Legislation to lower existing thresholds allowing parents to take over failing schools won’t be heard by the General Assembly this year.
For the third year in a row the bill hasn’t gained traction. The Senate version, SB600 by Germantown Republican Brian Kelsey cleared the Education Committee in mid-March but was set aside to 2016 on Monday by the Senate Finance Committee.
House Sponsor John DeBerry, Jr., a Memphis Democrat, told TNReport he took his House Bill 651 off notice in the House Education Instruction & Programs Subcommittee because it lacked support.
“The only people who don’t have a representative are the parents,” DeBerry said. He added the teachers and schools have groups like the National Education Association and the Tennessee Education Association to lobby on their behalf, while parents are just being thrown under the bus by the powers that be.
DeBerry said he decided to take it off notice rather than let the committee vote the legislation down. However, he added that it will be back again next year.
DeBerry told TNReport in March his intention was to give parents “some type of voice” when a school is “mis-educating and under-educating their children,” but “the purpose of the bill gets lost in all the rhetoric.”
And while there is already a parent trigger law on the books in the Volunteer State, his legislation would “make it more amenable for parents to trigger the parent trigger, so that they can more or less alter a school in the best interests of their children,” DeBerry said.
The Memphis Democrat said he was pushing his legislation because he thinks the 60 percent threshold currently required by law was too much.

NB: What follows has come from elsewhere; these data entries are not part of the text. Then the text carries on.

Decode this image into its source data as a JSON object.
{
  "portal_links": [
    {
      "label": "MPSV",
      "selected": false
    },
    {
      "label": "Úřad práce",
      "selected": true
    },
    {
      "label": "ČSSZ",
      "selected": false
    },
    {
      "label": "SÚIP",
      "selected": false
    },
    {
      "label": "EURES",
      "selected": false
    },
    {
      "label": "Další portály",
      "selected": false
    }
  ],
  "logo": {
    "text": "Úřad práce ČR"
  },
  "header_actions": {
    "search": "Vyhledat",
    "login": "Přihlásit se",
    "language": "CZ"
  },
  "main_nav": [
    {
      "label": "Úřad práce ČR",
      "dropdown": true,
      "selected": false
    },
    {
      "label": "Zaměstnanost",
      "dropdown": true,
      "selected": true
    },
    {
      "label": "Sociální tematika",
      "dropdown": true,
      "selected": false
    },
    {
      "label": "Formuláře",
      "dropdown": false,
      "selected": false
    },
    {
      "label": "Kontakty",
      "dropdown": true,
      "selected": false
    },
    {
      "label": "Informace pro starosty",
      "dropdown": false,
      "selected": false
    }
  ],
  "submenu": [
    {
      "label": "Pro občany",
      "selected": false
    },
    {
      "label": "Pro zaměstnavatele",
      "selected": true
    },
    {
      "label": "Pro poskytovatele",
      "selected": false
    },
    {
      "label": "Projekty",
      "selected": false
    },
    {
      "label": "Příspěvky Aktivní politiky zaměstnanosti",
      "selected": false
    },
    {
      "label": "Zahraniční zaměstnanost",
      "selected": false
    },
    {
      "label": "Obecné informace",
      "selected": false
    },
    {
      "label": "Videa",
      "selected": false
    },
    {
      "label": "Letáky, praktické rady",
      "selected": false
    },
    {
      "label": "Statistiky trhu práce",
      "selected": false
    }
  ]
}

“How are you going to get 60 percent of anything in America in one place, at one time, everyone sign on the dotted line?” DeBerry questioned, before adding that his legislation — which would implement a new threshold of 51 percent — would “bring it to a realistic number of people.”
Last year, DeBerry’s bill made it through the committee process before dying in the House Finance Subcommittee.
Jim Wrye, the TEA’s government relations manager, told TNReport last month that “the latest iteration of the parent trigger bill has got some real problems,” including that it “overrides the duly elected school board.”
But their biggest issue is that the parent trigger law is “already on the books,” and it would be better for parents to “utilize what’s there before we start recreating something else.”
Wrye added that the suggested threshold of 51 percent of parents at a school is “incredibly low.” He pointed out that there hasn’t been a petition drive to take over a school yet, and characterized DeBerry’s legislation as “an avenue for out-of-state folks” to push their agenda.
TEA ‘diametrically opposed’ to DeBerry — the ‘worst legislator’ on their issues
And the disagreement between state’s largest teacher’s union and one of the Legislature’s most vocal school choice advocates isn’t limited to his push for more parental control in local education decisions.
In an article from early March, Tennessee Watchdog pointed out that the TEA routinely gave more donations to white legislators — including Republicans — than they did black Democrats.
Wrye admitted this happened, but the decision on what races the organization’s money is spent on is determined by how competitive the election will be, not the race of the candidate.
However, Wrye also pointed out to Watchdog that the TEA won’t donate to DeBerry, because “he is probably the worst representative on our issues.”
DeBerry chafed at the criticism. “I’m not the type of person that’s going to follow the company line, and just because they say this is good for teachers I’m not going to ask any questions.”
DeBerry said he’s “never worked against teachers,” and has always voted “in their best interest.”
He pointed out that when “Race to the Top” was first pitched, he was skeptical of it while the TEA and others rushed to support it. “If the status quo was fine, why did they support ‘Race to the Top’?”
DeBerry said he’d never heard any complaints from his constituents about how he votes. To the contrary, he said his actions have the support of his people back home.
“If I’m the worst legislator, then obviously I support the worst parents, and the worst city, and the worst schools, and the worst people. So he’s got to make up his mind,” DeBerry said.
“I’m their representative, they support what I do. And they don’t have to ask his permission.”
Wrye told TNReport later that he liked DeBerry, who he also described as “anti-public school,” but he just didn’t think the Memphis Democrat was good on their issues.
“He’s a good guy, but we’re just diametrically opposed on a lot of basic issues,” Wrye said.
Alex Harris can be contacted at Alex@TNReport.com.